Womb Diary by Whitney Roberts Hill
by Whitney Roberts Hill
I am invisible. No one has ever seen me. When you were a baby your parents parted the folds at my door and wiped them clean. They let water run across my sill. When you were older they laughed at your nakedness, the glee you took in wearing my entrance uncovered around the house.
But no one has ever seen me.
Until eleven weeks ago no one had even seen my graven image. The black-and-white echo of me. And even then I kept a part hidden. The technician jabbed and jabbed, pushed up and inside you, but one of my arms was behind a rope of colon. My fluted hand obscured. The round fruit, cove of eggs, just beyond my fingers, invisible.

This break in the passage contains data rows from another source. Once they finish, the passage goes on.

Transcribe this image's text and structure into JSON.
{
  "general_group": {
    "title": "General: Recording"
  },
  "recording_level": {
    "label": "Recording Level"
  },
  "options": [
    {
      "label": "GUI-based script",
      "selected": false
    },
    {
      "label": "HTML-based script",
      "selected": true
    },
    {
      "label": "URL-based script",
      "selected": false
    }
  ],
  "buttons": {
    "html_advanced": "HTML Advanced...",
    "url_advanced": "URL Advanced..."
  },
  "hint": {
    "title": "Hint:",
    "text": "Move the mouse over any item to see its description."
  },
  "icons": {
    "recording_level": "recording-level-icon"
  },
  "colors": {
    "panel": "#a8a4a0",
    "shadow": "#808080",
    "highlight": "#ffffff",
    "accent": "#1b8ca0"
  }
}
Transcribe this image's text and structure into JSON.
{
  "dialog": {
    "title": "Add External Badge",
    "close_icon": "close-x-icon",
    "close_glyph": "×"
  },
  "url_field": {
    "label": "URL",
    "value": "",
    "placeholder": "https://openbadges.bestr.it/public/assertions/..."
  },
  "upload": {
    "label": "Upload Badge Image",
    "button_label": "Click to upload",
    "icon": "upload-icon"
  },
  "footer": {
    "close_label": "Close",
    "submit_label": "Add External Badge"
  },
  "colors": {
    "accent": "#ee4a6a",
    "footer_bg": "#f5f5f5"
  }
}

I am both the one reaching and the reached-for thing. I am the undulating cillia like grasses. I am the waterfall of sticky web to catch him and lift him into us. I am the still pond; I am the growing soil— the composted detritus becoming the thick lining of earth. I am the seasons. The place where three generations intersect. The chance your children had to experience your mother from the inside out. I am already everything. I contain all futures. I will not be reinvented. I will only drop my veils month after month without baring my face.
Who will see me?
Only your children, if they live long enough, if they are forged in my chamber, and not gleaned from somewhere else.
Only they will open their fish eyes to see my limits, through a caul, beyond a membrane, they will see me, with unfixed fetal stares. They will know my shape, and change it.
Or perhaps one day a surgeon, removing me from you after all these years; or another gloved one, pulling back your shriveled flesh looking for a cause of your ending. Silly order; all along it was inscribed in your birth. Maybe one of them will see me in my final state.
The cause of death is birth.
Is your ache the same old one? To be seen (from the inside out)? To be understood?
To bring something of yourself into the world?
To keep the channel open between the unborn and the born, the undying and the dead?
I did that.
I cannot not do that.
I empty myself and build myself again.
I hold life and death.
The technician declared me empty, but you already knew that. You’d already caught the living dead between your legs.
I am the channel. Open.
You are right to expect this of me.
I have done it.
Whitney Roberts Hill is an MFA candidate at Queens University of Charlotte where she is working on an autofiction novel, Leda. Her poetry, fiction, and nonfiction has appeared in Streetlight Magazine, Life in 10 Minutes, Nanny Magazine, The Mighty, and more. She is a reviewer for the American Book Review, and a former editorial assistant at Qu Literary Magazine. Whitney is co-editor of the forthcoming anthology Unspeakable: Stories of Infertility, Miscarriage, and Stillbirth, from L10 Press. Whitney lives and works in Richmond, Virginia.